● To do:
If a line in the entries contains the word "JSON", list it.

● Given data:
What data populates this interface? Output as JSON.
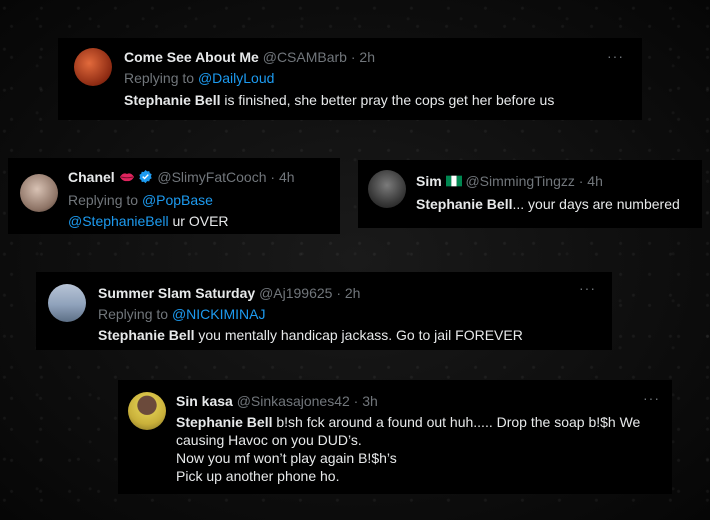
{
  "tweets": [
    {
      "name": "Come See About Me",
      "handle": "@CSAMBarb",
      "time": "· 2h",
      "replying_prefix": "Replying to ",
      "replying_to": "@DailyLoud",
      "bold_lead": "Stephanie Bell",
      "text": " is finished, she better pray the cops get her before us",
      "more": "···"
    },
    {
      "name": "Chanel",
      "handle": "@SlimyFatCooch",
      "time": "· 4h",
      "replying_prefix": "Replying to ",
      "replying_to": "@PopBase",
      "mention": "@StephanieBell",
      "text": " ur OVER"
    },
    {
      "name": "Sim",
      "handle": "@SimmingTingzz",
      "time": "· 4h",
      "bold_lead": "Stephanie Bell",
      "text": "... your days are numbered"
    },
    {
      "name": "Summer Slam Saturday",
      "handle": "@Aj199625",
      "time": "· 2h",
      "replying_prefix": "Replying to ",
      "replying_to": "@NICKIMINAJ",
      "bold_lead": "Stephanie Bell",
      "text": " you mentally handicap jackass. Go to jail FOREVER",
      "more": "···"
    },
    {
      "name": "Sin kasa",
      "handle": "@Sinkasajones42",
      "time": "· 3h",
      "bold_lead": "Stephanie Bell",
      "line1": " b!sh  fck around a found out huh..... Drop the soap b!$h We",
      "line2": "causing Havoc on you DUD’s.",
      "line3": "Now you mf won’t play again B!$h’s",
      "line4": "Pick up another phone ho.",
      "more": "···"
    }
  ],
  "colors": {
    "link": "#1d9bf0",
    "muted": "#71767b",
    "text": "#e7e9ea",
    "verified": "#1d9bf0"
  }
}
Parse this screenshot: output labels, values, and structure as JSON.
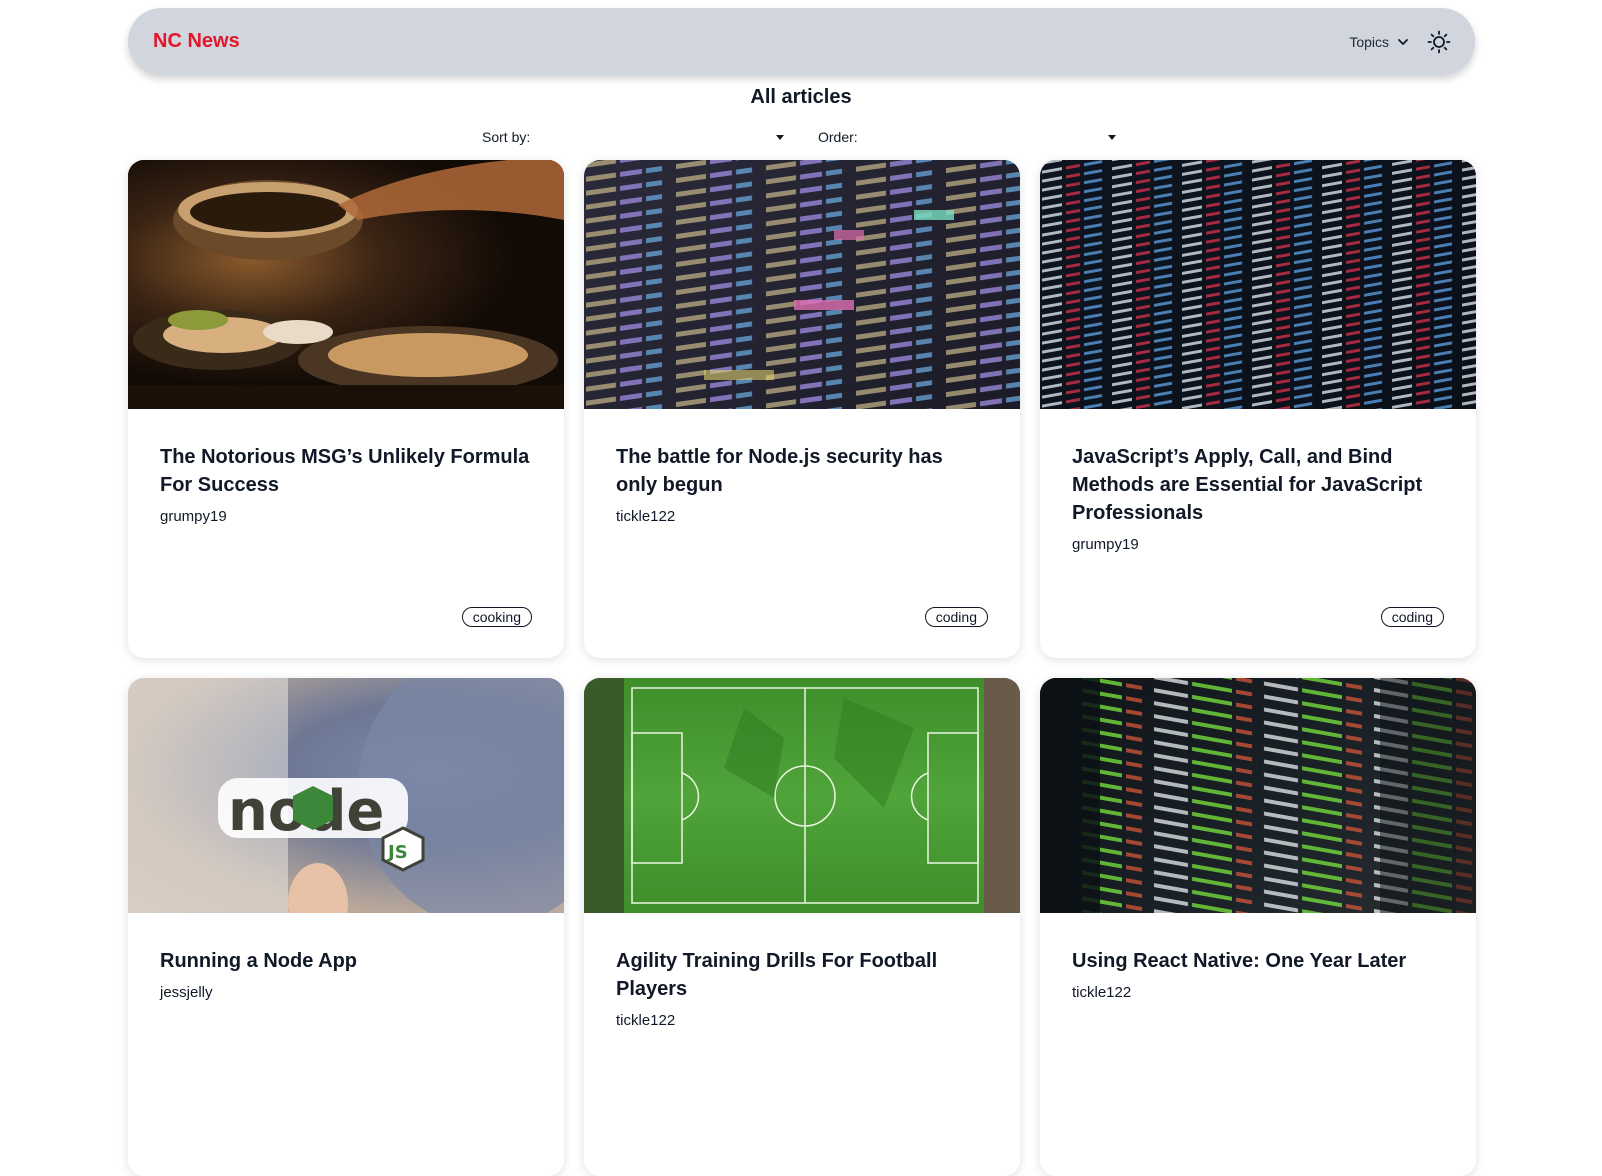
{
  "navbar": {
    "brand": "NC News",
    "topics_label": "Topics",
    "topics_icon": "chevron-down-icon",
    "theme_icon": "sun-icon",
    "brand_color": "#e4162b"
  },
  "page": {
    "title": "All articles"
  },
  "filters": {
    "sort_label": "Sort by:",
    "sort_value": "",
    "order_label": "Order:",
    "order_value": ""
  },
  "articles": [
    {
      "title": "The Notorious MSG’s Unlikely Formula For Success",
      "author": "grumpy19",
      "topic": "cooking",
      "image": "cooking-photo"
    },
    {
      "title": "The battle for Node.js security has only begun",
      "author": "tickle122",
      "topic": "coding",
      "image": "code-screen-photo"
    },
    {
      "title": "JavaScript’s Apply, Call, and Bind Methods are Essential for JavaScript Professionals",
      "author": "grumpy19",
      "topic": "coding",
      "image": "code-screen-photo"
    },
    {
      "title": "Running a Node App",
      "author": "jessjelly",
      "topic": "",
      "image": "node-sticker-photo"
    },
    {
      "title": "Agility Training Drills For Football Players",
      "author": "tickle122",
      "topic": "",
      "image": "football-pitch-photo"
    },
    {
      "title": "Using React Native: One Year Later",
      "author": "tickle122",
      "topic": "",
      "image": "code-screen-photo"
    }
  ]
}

● Solution to this problem:
What data populates this interface? Output as JSON.
Parse this screenshot: output labels, values, and structure as JSON.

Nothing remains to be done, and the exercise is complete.